Regenesis by CJ CherryhFebruary 9, 2009 at 4:26 am | Posted in 4 stars, Book Reviews, Science Fiction | Leave a comment
Tags: CJ Cherryh
I had given up hope that CJ Cherryh would ever write a Cyteen sequel, and after almost twenty years, who could blame me? When I heard that she was writing one, I was cautiously excited. It took a while to get published, but it has finally arrived. My big fear was that two decades remove from the original would make it impossible for her to recapture the tone and the characters of the first book.
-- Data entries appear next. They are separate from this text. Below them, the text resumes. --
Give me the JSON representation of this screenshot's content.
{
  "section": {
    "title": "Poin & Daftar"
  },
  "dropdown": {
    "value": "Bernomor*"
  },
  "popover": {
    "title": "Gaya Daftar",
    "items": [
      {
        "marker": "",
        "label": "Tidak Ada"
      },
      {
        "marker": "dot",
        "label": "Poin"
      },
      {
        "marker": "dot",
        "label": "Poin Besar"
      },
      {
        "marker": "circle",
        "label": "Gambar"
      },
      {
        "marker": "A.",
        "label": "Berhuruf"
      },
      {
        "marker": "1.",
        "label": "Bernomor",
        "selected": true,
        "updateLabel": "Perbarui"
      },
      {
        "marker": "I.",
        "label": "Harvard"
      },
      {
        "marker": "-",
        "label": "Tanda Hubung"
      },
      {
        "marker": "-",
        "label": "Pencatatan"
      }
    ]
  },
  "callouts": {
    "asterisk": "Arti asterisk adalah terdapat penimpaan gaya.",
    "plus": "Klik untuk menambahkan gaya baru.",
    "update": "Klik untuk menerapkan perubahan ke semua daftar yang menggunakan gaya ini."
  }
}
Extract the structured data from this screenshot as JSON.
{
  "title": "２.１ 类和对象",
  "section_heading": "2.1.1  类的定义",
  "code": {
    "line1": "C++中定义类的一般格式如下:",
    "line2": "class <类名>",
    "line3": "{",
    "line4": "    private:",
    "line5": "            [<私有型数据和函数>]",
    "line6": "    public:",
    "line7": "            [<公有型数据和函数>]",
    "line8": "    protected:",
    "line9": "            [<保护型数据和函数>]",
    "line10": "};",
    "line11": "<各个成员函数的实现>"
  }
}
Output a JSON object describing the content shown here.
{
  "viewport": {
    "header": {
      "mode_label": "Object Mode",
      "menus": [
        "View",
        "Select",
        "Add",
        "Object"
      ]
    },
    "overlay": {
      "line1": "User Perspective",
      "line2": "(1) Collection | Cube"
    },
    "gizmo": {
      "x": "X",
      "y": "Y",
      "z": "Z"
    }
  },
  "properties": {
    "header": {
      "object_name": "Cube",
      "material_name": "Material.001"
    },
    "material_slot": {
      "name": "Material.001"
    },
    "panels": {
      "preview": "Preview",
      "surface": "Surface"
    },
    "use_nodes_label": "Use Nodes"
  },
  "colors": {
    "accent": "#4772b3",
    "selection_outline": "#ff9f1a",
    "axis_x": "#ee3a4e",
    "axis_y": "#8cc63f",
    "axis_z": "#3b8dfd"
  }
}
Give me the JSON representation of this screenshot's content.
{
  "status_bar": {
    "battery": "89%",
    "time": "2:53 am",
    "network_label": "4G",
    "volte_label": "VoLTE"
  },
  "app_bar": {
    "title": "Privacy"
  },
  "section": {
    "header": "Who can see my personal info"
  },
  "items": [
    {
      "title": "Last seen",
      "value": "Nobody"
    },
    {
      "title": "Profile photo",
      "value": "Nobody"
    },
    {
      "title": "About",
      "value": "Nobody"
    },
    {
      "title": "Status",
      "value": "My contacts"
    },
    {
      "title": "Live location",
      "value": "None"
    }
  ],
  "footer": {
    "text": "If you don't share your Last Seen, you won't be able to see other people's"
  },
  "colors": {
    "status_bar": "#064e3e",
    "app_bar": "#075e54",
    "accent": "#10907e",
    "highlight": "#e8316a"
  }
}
Almost immediately, I knew this fear was unfounded, and I enjoyed reading the book tremendously.
All that said, the book left me feeling disappointed and a little frustrated.
It’s completely unfair, I suppose. I’ve liked a lot of Cherryh’s books, but Cyteen was my favorite by a considerable margin. At some point I will have to write about why, but Cyteen deserves its own article. It wasn’t very accessible and I can understand why some people didn’t like it, but for me and for many others it was a great book. One of its famous shortcomings is its frustratingly abrupt ending, but I had so internalized the lack of ending over the years that it never occurred to me that in writing her sequel Cherryh would essentially write a really long last chapter for the original book.
But that’s what she’s done. Regenesis fits Cyteen‘s tone and characters perfectly, at least as far as I can tell, and I reread Cyteen about six months ago. It begins chronologically right from where Cyteen left off. All well and good. But it ends, again chronologically, a few months later. Compare that to Cyteen’s narrative, which spanned about two decades. As far as the book’s plot, there is the same blend of interpersonal drama and political intrigue that worked so well in Cyteen, but all of it is in service to tidying up loose ends from Cyteen.
Ultimately, I have to accept that Cherryh wasn’t interested in writing the book I really wanted to read. She wrote Regenesis with a clear agenda: solve once and for all Cyteen‘s murder mystery and depict the reconciliation of Jordan Warwick with the young Ariane Emory. This is done efficiently, and I suspect that taken as a single item Cyteen in conjunction with Regenesis is a much more complete and satisfying work.
Unfortunately, what I found most interesting about Cyteen is on hold. The ethics of Union’s azi society are left without further examination (in fact the Abolitionist movement is reduced to a psychological response, something that is frankly a little distasteful) and the huge cracks that the original Emory saw forming in Union society, the flaws that necessitated the entire psychogenesis effort in the first place, are largely ignored. They’re still there, and young Emory is worried, but the implication is they won’t be dealt with for decades. Coincidentally, that’s how long we might have to wait for another sequel.
It may not be the book I wanted, but Regenesis is still a very good book that complements a great one. Recommended to anyone who liked Cyteen. Just reread Cyteen first if you haven’t read it recently.